Why Books Are the Length They Are

The corsetting of the modern novel to fit between the tight constraints of binding costs and price elasticity of demand will be unstrung, or replaced by bras, or some other over-stressed metaphorical construct.

Charlie Stross discusses logistics of mass production and the potential of electronic delivery, part of his “Common Misconceptions about Publishing” series.


… internal marketing. I don’t know how effective it will be at anything other than impressing other people in the industry, though.

This video was prepared by the UK branch of Dorling Kindersley Books. Originally meant solely for a DK sales conference, the video was such a hit internally that it is now being shared externally.

Of course, everything really clever has already been done:

The second-place in AARP “U@50” contest, in 2007, itself explicitly inspired by an award-winning ad made in Argentina for candidate Lopez Murphy.

All Offered by Google

Intellectual Property

The halls and rooms on the upper floors are for hobbies. Here people make pottery, draw and paint pictures, build model airplanes, or play musical instruments. There are teachers to help you with every hobby.

A very popular room is the library. There are no books. The floor is shaped into tables and benches. Built into these tables are hundreds of vision phones. The books, films, and newspapers are all stored in the library computer.

First you dial the library index.

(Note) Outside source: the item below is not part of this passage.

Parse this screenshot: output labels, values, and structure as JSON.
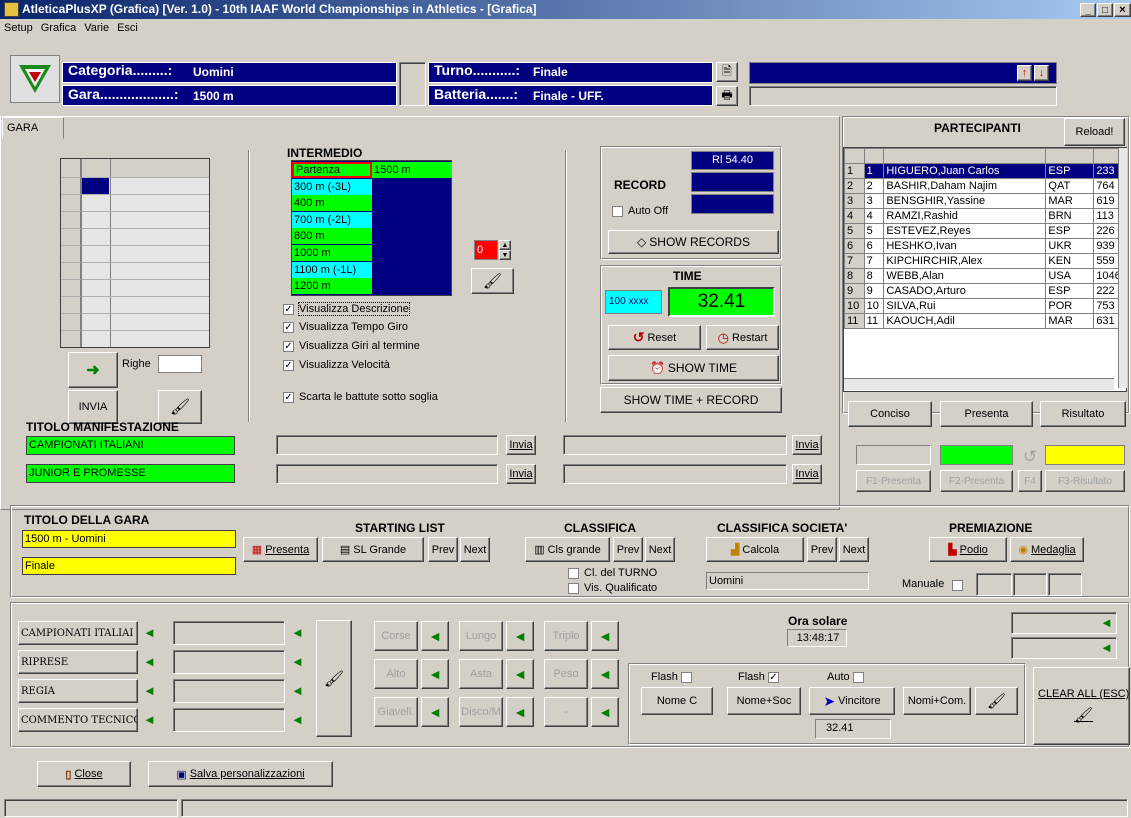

This file contains all the books that have ever been written. It does not matter whether they were first written in Chinese or French. They will be here, translated into English. There is also an index of films and newspapers. You could spend all day watching comics, but it wouldn’t be a good idea.

This is a single page from a children’s book about how the future would look.

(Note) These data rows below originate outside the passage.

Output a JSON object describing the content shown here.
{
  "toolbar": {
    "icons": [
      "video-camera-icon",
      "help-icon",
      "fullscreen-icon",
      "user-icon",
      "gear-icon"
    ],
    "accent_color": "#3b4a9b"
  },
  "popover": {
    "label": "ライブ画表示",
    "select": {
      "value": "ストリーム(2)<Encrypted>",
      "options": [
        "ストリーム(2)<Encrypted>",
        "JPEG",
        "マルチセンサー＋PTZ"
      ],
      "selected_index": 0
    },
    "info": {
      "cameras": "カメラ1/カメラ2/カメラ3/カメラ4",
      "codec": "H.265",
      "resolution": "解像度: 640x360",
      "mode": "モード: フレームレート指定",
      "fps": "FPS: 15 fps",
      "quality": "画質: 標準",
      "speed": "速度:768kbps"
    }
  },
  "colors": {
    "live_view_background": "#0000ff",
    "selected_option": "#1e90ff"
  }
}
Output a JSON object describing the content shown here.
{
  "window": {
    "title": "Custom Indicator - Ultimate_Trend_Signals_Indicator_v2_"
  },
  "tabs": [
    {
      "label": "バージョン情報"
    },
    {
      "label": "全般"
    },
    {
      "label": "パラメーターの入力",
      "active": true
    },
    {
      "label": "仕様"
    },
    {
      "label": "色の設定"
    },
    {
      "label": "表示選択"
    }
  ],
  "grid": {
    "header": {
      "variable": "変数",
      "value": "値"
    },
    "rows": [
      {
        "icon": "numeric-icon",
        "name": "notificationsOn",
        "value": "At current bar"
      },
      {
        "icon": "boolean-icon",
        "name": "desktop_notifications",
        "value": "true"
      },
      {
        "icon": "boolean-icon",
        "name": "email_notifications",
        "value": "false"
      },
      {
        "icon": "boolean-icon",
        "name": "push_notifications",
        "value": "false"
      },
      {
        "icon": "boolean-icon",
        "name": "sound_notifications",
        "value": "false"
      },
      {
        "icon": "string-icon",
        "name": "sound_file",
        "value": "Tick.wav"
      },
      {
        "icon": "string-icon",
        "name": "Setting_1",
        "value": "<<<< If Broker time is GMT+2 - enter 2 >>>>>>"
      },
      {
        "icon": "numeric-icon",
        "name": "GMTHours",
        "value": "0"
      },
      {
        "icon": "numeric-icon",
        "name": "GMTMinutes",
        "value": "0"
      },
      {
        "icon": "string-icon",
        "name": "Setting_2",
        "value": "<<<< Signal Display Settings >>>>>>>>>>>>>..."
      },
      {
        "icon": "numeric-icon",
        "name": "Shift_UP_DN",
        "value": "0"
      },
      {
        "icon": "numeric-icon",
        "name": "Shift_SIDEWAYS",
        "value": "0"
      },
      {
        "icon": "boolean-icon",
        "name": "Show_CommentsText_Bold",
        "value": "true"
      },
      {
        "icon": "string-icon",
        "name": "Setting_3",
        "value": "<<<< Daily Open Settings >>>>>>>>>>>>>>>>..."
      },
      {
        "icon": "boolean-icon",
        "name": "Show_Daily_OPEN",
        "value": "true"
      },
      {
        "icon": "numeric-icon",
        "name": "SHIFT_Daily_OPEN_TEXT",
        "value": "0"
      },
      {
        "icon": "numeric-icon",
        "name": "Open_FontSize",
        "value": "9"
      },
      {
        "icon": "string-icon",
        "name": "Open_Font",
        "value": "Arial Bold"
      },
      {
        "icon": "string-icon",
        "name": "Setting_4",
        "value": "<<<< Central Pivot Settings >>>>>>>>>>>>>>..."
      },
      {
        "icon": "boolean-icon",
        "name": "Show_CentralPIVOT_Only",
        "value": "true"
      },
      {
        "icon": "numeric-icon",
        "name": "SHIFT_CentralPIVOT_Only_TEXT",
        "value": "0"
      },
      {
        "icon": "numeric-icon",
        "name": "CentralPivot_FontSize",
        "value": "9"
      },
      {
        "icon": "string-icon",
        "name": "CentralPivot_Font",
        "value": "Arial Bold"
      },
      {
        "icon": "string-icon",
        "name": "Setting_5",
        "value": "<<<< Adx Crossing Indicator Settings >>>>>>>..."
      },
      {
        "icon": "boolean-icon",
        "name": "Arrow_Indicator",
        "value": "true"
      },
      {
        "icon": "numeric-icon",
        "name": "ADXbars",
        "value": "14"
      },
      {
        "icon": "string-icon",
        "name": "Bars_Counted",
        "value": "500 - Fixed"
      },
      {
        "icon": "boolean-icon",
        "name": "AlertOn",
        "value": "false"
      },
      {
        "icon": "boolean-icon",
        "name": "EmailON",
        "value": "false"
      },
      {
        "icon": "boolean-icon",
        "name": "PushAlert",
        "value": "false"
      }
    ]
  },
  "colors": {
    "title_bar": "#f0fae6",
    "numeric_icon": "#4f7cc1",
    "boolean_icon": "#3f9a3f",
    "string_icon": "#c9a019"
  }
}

Back when I was a boy, I bought a children’s book at my town’s library book sale called “2010: Living in the Future” by Geoffrey Hoyle. Written in 1972, it had been withdrawn from the library’s collection by the mid-80s, when I picked it up. I’ve somehow managed to hang onto it for 25 years and now, suddenly, here we are: 2010. I’m reproducing this long out-of-print book here to see how we’re doing. Are we really living in the future? | a project by Daniel Sinker

Read the whole thing at Sinker’s project site. (Bonus, Geoffrey Hoyle is the son of legendary astronomer Fred Hoyle, coiner of the term Big Bang. Learn more about the father at this site dedicated to his life and work.)

Seven(ish) Things I Have Been Enjoying Lately


Two of a Kind

Appalachian Journey and Appalachian Waltz – Yo-Yo Ma, Edgar Meyer, and Mark O’Connor


The 30th Anniversary Edition of The Selfish Gene, by Richard Dawkins

Bike rides in San Francisco – through Golden Gate Park, along the Ocean, out Skyline, around Lake Merced, over to Fort Point

Mad Men, Deadwood, and The Adventures of Brisco County Jr

Old National Geographic magazines

… and BatmanYear One, The Dark Night Returns, The Killing Joke, Arkham Asylum: Serious House on Serious Earth, Prey, Night Cries, The Long Halloween, and The Man Who Laughs